Now before you start looking at specs and image samples and think I am an idiot because the cameras in current smartphones are substantially better than the digital camera you have in your drawer let’s look at a couple of things.

First, I am comparing current generations of cameras, so a current high end digital consumer camera versus a current high end smartphone. I am also looking at the pixel count of current prosumer DSLRs.

Next, the inexpensive electronics and optics available today are often far better than the midrange components from just a few years ago.

I agree that modern phones do an incredible job with what they have, but they still do not compare to something like a Canon G15 shooting in RAW. Fortunately since our needs for quality have declined and the quality of images coming from the smartphone have increased over the past few years, we are at a really good place.

The smartphone also has another trick up its sleeve, automatic online storage. With Apple’s iCloud or Google’s Photos your images can be uploaded immediately to your online storage without you having to lift a finger. This image is then available to you, or anyone with access to your account (wife, kids, parents, etc) to view and download. It also allows that image to appear on multiple devices.

A great use for this was when my wife and I got back from our last vacation and I wanted to show images to some friends over dinner I did not have to use my phone’s tiny screen. When it came time to go to dinner I simply grabbed my iPad knowing the images I shot on my phone were all there as if I had shot them on the iPad. That made things really nice.

With a dedicated digital camera I would have had to connect the camera to a computer and upload all the images somewhere. While that was the way we did things for years and it really isn’t that big of a deal, having all of that automated and happening almost in real time sure is nice.

An interesting note is that since there now is a large percentage of the population that has a camera on them at all times the number of pictures taken has increased exponentially. Just look at online services such as Flickr and see how many images they get uploaded per year. It is simply astonishing.

While I doubt the cameras in phones will ever be able to compete with modern DSLR they are making huge strides. The current crop of cameras in the iPhone 7 Plus for example use two different cameras at different focal lengths so zooming causes less image degradation. They also have multicolor LED flash units to balance light colors and optical image stabilization to make up for the camera shake introduced by our hand holding them. Another interesting addition is they claim to shoot in RAW format but I have yet to see a test to see if it is really RAW or not.

The future will be an interesting one. We are seeing optical image stabilization getting smaller and less expensive so it may eventually wind up in even the least expensive phones. The tiny sensors are not only getting more sensitive to light but are also getting faster lenses (f1.8 in some phones today) which allows us to shoot in lower and lower light conditions.

We are also seeing faster processors in our phones making it viable to do all but the most serious photo editing right on our devices. With faster and faster internet connections we can even offload a lot of the processing to computers in the cloud.

I expect DSLRs to remain a prosumer and professional option for many years, if not decades to come.

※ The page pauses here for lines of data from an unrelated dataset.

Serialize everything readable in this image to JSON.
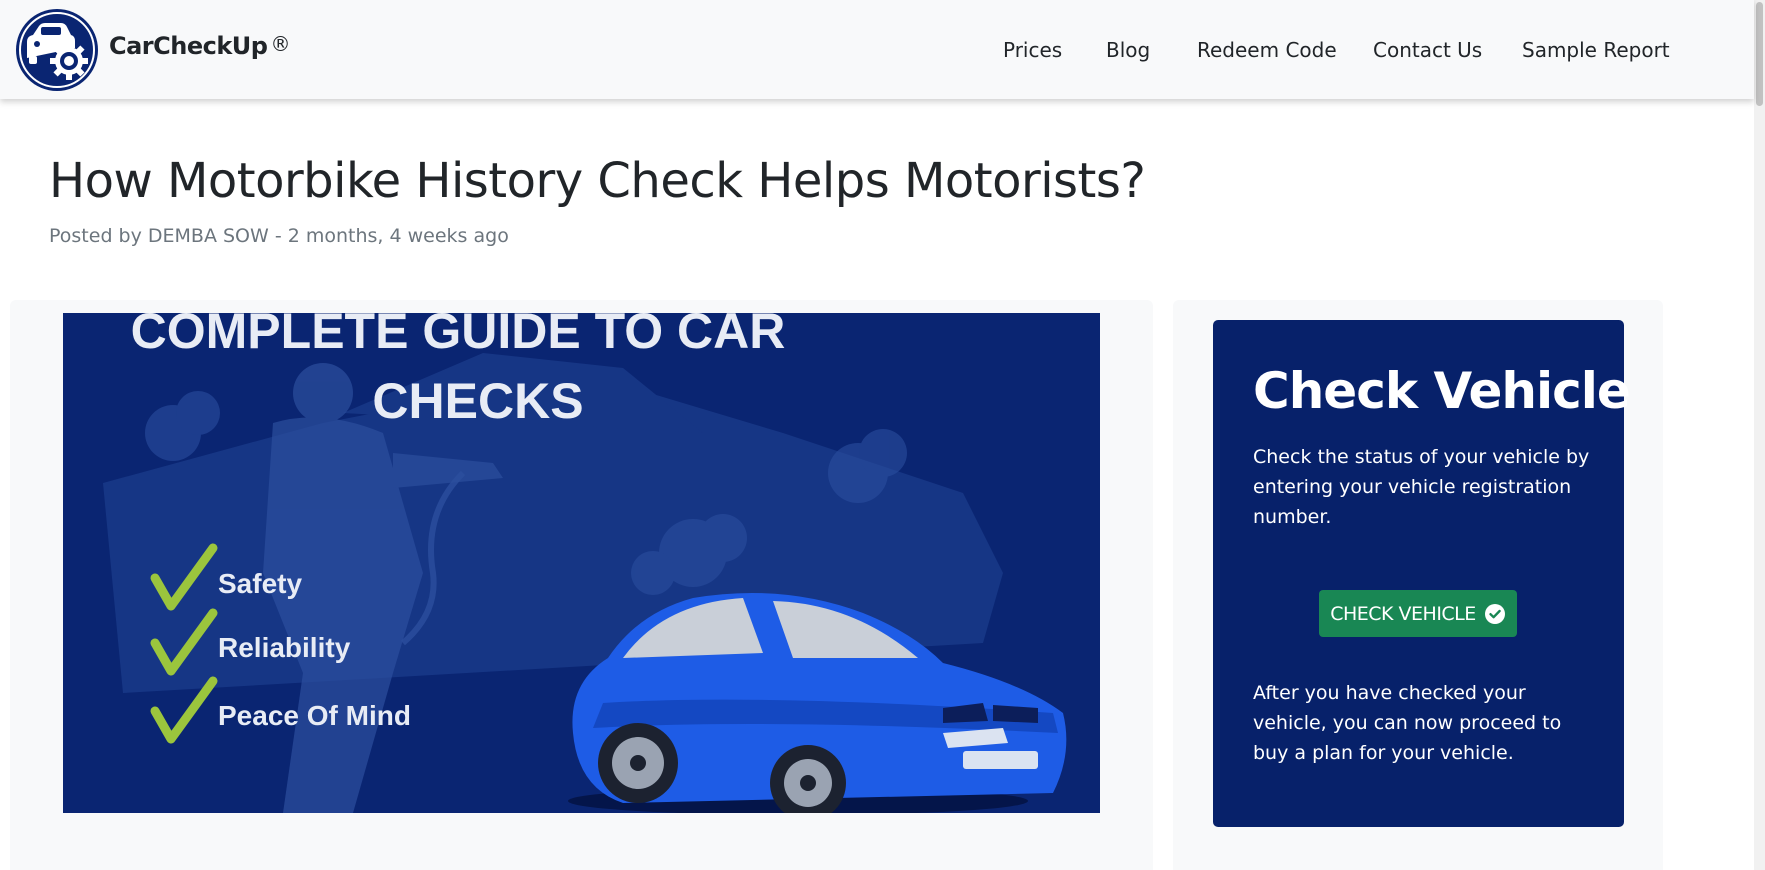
{
  "brand": {
    "name": "CarCheckUp",
    "registered": "®",
    "logo_icon": "car-gear-logo-icon"
  },
  "nav": {
    "items": [
      {
        "label": "Prices"
      },
      {
        "label": "Blog"
      },
      {
        "label": "Redeem Code"
      },
      {
        "label": "Contact Us"
      },
      {
        "label": "Sample Report"
      }
    ]
  },
  "post": {
    "title": "How Motorbike History Check Helps Motorists?",
    "meta": "Posted by DEMBA SOW - 2 months, 4 weeks ago"
  },
  "hero": {
    "headline_line1": "COMPLETE GUIDE TO CAR",
    "headline_line2": "CHECKS",
    "checklist": [
      "Safety",
      "Reliability",
      "Peace Of Mind"
    ]
  },
  "sidebar": {
    "title": "Check Vehicle",
    "description": "Check the status of your vehicle by entering your vehicle registration number.",
    "button_label": "CHECK VEHICLE",
    "button_icon": "check-circle-icon",
    "after_text": "After you have checked your vehicle, you can now proceed to buy a plan for your vehicle."
  },
  "colors": {
    "navbar_bg": "#f8f9fa",
    "brand_blue": "#0a2572",
    "sidebar_box": "#07216a",
    "button_green": "#198754",
    "check_green": "#9bc53d",
    "car_blue": "#1e5ce6"
  }
}
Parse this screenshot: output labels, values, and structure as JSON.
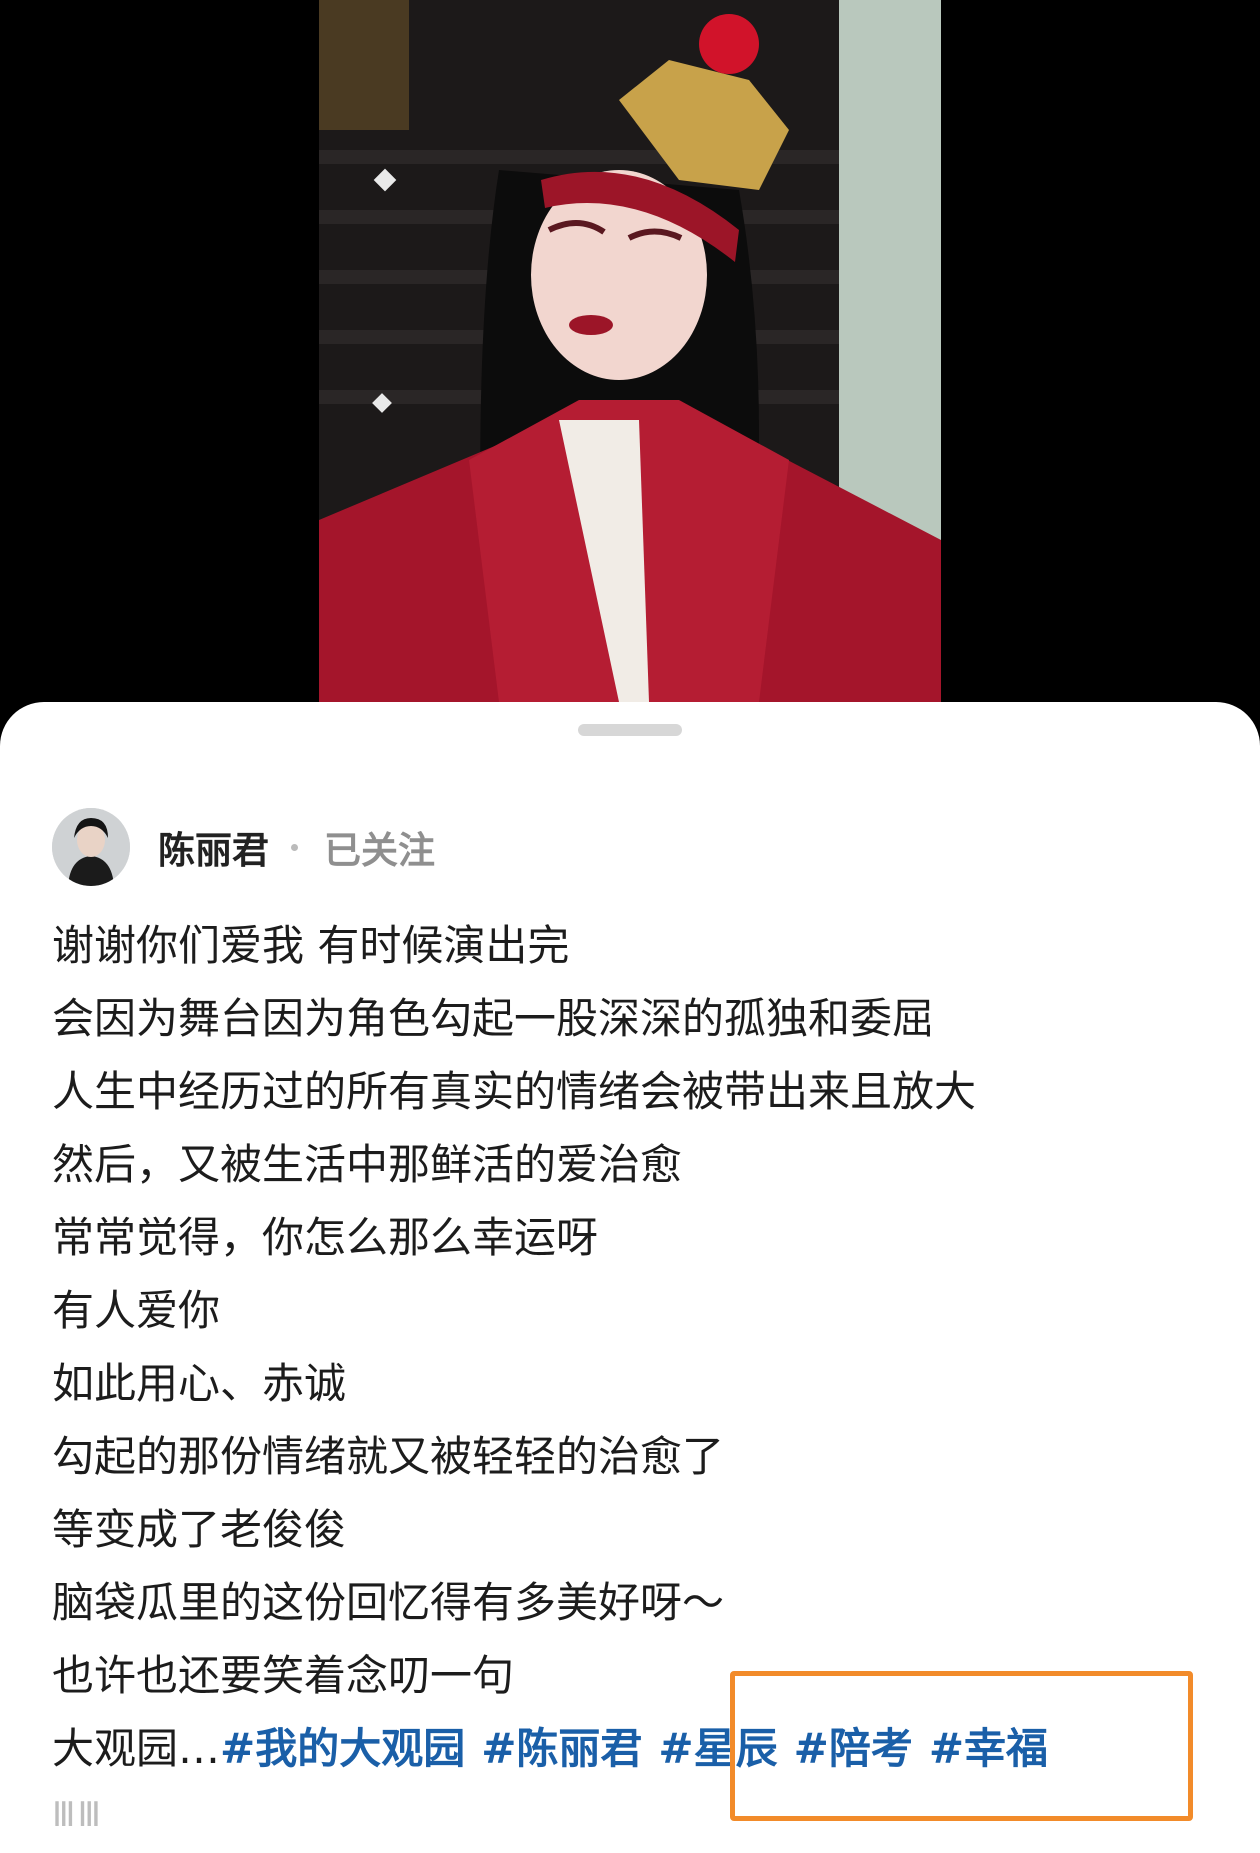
{
  "author": {
    "name": "陈丽君",
    "follow_status": "已关注"
  },
  "post": {
    "lines": [
      "谢谢你们爱我 有时候演出完",
      "会因为舞台因为角色勾起一股深深的孤独和委屈",
      "人生中经历过的所有真实的情绪会被带出来且放大",
      "然后，又被生活中那鲜活的爱治愈",
      "常常觉得，你怎么那么幸运呀",
      "有人爱你",
      "如此用心、赤诚",
      "勾起的那份情绪就又被轻轻的治愈了",
      "等变成了老俊俊",
      "脑袋瓜里的这份回忆得有多美好呀～",
      "也许也还要笑着念叨一句"
    ],
    "last_line_prefix": "大观园…",
    "hashtags": [
      "#我的大观园",
      "#陈丽君",
      "#星辰",
      "#陪考",
      "#幸福"
    ]
  },
  "footer": {
    "watermark": "ⅢⅢ"
  },
  "colors": {
    "hashtag": "#1a5fa8",
    "highlight_border": "#f28b2a",
    "sheet_background": "#ffffff"
  },
  "icons": {
    "drag_handle": "drag-handle"
  }
}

As smartphones do more maturing it will soon be cheaper to buy a previous generation phone to use as a camera than to buy an equivalent quality dedicated camera even if you never activate the data or voice service.

Amazing times for photography.